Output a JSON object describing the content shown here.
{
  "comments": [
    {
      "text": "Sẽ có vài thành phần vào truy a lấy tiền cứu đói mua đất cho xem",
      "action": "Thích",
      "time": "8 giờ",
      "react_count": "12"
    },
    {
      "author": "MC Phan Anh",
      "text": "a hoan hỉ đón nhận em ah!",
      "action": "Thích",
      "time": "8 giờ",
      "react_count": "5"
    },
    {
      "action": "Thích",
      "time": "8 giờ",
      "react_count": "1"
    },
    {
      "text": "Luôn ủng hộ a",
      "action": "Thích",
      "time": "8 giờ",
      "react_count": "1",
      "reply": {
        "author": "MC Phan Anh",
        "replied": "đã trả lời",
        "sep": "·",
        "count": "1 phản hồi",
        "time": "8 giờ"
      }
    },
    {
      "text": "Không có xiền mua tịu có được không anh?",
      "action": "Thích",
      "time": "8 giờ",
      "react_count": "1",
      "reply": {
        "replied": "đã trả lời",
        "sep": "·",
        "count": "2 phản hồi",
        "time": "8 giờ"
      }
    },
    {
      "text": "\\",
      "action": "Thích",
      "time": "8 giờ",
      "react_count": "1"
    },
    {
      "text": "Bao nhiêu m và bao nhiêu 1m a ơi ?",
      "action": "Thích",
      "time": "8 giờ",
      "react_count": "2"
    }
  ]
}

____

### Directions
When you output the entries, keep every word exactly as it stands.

### Written answer
Output a JSON object describing the content shown here.
{
  "comments": [
    {
      "text": "Sẽ có vài thành phần vào truy a lấy tiền cứu đói mua đất cho xem",
      "action": "Thích",
      "time": "8 giờ",
      "react_count": "12"
    },
    {
      "author": "MC Phan Anh",
      "text": "a hoan hỉ đón nhận em ah!",
      "action": "Thích",
      "time": "8 giờ",
      "react_count": "5"
    },
    {
      "action": "Thích",
      "time": "8 giờ",
      "react_count": "1"
    },
    {
      "text": "Luôn ủng hộ a",
      "action": "Thích",
      "time": "8 giờ",
      "react_count": "1",
      "reply": {
        "author": "MC Phan Anh",
        "replied": "đã trả lời",
        "sep": "·",
        "count": "1 phản hồi",
        "time": "8 giờ"
      }
    },
    {
      "text": "Không có xiền mua tịu có được không anh?",
      "action": "Thích",
      "time": "8 giờ",
      "react_count": "1",
      "reply": {
        "replied": "đã trả lời",
        "sep": "·",
        "count": "2 phản hồi",
        "time": "8 giờ"
      }
    },
    {
      "text": "\\",
      "action": "Thích",
      "time": "8 giờ",
      "react_count": "1"
    },
    {
      "text": "Bao nhiêu m và bao nhiêu 1m a ơi ?",
      "action": "Thích",
      "time": "8 giờ",
      "react_count": "2"
    }
  ]
}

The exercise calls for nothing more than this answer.